#### DIRECTIONS FOR THIS TASK
What lines in the material hold the string "MainActivity"? Return every one of them.

#### PROVIDED MATERIAL

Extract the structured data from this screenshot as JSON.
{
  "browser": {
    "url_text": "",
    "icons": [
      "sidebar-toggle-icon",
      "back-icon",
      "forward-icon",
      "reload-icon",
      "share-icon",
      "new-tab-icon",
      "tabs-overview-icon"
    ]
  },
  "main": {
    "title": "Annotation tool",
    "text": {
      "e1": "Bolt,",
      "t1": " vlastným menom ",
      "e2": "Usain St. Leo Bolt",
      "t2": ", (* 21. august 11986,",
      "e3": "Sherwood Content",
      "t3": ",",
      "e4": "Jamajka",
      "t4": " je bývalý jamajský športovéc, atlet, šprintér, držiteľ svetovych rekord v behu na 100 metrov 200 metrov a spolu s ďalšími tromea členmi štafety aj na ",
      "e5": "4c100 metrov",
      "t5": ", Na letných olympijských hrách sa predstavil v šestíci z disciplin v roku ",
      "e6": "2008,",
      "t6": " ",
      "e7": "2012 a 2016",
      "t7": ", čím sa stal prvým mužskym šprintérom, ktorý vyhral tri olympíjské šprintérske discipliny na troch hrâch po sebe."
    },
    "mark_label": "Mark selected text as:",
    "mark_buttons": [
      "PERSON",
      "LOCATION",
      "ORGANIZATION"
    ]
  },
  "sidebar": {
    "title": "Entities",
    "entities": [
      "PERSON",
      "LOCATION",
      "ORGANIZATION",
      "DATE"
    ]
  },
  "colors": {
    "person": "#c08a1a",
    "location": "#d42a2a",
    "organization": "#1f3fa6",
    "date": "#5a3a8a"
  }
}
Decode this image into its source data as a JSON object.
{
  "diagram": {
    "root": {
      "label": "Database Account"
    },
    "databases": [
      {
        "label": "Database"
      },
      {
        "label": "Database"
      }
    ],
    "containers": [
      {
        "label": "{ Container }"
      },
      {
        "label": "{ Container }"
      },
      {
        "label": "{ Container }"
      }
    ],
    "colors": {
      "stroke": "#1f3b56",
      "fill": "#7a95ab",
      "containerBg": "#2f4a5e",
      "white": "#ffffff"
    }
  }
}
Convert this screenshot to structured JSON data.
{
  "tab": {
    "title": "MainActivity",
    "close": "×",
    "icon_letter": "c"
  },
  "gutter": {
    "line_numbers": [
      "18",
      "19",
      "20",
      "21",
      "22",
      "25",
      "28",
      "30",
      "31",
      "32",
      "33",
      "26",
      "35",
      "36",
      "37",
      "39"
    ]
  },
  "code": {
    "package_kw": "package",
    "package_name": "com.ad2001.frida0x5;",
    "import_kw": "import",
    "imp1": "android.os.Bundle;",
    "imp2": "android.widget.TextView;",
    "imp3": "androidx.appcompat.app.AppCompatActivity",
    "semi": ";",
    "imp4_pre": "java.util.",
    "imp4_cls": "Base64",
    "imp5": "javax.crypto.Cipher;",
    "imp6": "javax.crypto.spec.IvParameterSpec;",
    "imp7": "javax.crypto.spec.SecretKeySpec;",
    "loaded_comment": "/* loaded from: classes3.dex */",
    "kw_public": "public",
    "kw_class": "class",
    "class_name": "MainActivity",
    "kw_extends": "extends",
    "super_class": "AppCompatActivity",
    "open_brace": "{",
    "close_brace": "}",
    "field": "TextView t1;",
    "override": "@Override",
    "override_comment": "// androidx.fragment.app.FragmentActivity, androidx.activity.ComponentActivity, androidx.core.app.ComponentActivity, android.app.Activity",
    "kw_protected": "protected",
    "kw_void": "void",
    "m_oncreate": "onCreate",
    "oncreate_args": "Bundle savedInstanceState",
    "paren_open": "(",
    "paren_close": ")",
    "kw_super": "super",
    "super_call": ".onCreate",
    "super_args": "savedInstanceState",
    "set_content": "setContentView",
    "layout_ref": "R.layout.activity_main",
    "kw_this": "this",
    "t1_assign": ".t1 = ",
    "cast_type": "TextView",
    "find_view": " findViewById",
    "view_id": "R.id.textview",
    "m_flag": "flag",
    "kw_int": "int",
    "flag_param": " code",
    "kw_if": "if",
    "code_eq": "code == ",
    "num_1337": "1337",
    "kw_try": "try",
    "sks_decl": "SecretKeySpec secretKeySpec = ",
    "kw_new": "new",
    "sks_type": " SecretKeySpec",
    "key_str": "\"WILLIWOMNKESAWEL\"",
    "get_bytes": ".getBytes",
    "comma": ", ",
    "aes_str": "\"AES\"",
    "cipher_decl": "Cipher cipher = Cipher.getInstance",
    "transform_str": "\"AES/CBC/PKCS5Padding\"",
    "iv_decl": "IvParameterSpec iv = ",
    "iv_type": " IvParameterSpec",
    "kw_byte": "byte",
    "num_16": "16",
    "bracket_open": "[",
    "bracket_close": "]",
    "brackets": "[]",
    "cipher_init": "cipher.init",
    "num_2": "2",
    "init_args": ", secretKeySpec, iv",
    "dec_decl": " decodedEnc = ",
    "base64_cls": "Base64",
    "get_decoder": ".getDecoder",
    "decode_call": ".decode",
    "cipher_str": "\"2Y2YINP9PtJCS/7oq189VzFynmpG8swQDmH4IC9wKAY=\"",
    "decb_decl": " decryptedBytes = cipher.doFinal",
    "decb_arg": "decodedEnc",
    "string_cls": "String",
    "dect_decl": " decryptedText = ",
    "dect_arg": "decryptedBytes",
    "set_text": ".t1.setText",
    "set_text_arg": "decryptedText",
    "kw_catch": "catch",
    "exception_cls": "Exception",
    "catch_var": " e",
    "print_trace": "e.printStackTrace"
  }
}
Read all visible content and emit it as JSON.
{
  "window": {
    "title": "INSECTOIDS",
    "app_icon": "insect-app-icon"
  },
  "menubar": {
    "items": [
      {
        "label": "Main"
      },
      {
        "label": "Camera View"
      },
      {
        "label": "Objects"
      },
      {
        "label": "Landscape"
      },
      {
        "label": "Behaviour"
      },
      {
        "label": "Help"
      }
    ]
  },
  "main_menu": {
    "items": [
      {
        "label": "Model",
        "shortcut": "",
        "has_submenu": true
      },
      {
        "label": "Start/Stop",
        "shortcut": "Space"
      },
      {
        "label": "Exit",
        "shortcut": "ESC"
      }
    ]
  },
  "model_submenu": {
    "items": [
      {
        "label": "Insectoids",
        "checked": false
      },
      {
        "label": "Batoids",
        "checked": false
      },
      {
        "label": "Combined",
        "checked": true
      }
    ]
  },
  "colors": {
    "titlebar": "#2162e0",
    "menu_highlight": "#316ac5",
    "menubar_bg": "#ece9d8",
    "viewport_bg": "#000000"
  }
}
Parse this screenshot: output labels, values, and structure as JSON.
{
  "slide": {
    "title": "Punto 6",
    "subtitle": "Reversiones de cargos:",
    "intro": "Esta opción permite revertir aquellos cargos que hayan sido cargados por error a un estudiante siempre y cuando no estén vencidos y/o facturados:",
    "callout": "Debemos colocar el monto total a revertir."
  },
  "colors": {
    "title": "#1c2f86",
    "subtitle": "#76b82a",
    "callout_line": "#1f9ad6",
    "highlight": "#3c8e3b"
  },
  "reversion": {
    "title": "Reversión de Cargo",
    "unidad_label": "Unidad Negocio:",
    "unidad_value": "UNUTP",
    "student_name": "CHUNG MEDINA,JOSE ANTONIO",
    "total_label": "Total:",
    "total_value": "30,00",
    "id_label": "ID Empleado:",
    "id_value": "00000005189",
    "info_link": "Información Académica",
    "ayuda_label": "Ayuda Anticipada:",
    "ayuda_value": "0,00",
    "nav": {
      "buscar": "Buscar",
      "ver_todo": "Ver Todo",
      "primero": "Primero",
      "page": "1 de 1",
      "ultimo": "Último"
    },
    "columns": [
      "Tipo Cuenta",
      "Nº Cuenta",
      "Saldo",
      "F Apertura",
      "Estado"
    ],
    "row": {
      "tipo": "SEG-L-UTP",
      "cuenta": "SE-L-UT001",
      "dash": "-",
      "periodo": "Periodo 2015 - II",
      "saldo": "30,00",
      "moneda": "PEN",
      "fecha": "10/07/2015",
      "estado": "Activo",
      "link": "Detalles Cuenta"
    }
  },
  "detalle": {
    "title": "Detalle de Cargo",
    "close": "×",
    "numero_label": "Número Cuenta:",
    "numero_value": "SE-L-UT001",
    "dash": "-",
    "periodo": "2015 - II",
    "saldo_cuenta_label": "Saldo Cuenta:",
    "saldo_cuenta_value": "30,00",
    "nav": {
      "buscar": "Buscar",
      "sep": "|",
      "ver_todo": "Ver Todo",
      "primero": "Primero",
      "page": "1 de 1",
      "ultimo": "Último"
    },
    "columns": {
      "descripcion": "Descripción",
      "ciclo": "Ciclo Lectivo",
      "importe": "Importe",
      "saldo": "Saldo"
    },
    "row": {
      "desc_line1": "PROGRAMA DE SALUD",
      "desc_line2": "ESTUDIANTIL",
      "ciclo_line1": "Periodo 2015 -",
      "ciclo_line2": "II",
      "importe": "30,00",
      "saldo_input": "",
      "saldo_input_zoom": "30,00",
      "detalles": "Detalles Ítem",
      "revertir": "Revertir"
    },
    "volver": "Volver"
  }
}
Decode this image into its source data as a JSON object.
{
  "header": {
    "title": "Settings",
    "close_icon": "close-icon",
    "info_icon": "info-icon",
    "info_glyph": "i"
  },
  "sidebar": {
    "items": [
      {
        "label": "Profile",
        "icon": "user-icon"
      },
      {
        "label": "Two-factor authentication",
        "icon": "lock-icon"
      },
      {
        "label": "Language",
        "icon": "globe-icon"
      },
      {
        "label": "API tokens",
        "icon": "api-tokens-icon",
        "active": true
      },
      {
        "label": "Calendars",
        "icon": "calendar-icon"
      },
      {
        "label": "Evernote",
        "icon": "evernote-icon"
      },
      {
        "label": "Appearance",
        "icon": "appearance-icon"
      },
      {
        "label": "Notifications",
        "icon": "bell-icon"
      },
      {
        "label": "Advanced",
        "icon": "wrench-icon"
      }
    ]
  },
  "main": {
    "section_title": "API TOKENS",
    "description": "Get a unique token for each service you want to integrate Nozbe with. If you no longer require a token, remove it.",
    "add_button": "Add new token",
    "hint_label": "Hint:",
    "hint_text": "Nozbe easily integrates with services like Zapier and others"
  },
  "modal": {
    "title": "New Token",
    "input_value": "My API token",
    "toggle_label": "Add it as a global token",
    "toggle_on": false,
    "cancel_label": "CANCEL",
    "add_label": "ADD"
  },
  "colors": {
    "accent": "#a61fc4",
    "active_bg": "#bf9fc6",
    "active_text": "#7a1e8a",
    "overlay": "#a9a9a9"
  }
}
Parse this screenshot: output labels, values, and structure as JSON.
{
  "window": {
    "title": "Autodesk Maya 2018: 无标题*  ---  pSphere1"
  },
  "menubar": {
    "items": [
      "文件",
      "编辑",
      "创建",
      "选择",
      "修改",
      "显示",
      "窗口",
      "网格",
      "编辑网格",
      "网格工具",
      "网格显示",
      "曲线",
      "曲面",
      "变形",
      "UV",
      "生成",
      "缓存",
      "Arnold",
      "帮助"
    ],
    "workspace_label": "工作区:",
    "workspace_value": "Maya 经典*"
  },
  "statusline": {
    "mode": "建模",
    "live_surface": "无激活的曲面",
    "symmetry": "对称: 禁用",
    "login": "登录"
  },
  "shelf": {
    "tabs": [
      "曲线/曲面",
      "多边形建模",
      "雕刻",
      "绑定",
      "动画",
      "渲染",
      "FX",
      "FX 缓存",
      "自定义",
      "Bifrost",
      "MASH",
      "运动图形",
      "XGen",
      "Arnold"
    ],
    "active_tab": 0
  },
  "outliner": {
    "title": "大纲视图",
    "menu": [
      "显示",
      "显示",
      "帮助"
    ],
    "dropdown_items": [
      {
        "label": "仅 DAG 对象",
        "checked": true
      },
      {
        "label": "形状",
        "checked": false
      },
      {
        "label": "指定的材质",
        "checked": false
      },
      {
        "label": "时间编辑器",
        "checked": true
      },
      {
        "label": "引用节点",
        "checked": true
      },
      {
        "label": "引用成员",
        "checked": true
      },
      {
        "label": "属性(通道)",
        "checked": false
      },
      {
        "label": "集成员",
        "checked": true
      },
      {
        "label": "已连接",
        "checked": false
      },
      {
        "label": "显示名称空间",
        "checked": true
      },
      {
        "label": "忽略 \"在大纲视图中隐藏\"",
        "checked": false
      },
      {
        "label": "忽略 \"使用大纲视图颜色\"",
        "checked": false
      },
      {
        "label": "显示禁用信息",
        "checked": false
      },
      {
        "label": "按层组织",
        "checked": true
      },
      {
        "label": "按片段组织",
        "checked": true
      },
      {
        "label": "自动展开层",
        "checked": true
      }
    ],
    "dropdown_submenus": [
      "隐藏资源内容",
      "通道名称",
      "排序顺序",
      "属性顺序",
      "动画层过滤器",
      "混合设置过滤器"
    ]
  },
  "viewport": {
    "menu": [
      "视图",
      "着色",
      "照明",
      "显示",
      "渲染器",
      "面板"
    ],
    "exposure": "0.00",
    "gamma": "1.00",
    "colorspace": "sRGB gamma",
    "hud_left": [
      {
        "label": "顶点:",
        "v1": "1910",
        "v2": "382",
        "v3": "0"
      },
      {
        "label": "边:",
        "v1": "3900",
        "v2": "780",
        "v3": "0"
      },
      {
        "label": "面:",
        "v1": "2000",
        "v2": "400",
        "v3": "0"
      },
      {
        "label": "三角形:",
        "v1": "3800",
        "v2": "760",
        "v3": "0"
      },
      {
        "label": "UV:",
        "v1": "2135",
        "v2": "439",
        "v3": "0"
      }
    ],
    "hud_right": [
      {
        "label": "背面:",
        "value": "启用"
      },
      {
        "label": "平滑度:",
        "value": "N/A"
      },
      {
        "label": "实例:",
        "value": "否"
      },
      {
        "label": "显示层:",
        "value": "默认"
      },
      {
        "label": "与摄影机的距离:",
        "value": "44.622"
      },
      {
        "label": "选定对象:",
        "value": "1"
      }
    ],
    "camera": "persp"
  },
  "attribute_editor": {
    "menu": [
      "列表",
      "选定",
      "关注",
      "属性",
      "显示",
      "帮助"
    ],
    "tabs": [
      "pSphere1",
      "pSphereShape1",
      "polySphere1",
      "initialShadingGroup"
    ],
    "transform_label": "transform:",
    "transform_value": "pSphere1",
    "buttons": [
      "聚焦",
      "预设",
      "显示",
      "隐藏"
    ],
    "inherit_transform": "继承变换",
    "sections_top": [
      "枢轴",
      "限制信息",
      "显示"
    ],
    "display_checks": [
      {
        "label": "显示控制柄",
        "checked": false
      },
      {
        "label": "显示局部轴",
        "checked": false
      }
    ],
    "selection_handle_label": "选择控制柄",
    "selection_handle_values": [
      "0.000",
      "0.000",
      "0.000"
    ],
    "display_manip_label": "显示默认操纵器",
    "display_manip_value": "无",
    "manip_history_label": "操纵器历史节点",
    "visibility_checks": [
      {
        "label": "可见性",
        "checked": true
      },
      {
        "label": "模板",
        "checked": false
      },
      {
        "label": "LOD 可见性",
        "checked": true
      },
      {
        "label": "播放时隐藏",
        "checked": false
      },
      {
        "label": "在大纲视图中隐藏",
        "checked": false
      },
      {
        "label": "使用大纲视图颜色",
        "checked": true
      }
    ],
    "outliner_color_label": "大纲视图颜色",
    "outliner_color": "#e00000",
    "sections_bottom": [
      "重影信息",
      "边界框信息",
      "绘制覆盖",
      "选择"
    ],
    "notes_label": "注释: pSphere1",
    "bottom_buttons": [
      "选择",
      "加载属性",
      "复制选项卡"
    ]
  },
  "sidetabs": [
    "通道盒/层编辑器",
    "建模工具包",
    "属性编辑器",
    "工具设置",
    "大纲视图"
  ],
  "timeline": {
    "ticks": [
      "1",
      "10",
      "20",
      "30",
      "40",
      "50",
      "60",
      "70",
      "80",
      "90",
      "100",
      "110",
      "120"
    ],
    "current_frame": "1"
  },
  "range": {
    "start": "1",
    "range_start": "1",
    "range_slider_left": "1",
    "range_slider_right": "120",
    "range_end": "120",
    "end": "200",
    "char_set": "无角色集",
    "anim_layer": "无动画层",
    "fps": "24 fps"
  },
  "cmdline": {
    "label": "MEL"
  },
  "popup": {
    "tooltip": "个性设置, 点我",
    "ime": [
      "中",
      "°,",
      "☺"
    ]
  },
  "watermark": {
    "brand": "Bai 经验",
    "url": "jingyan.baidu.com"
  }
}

#### TASK OUTPUT
    "title": "MainActivity",
    "class_name": "MainActivity",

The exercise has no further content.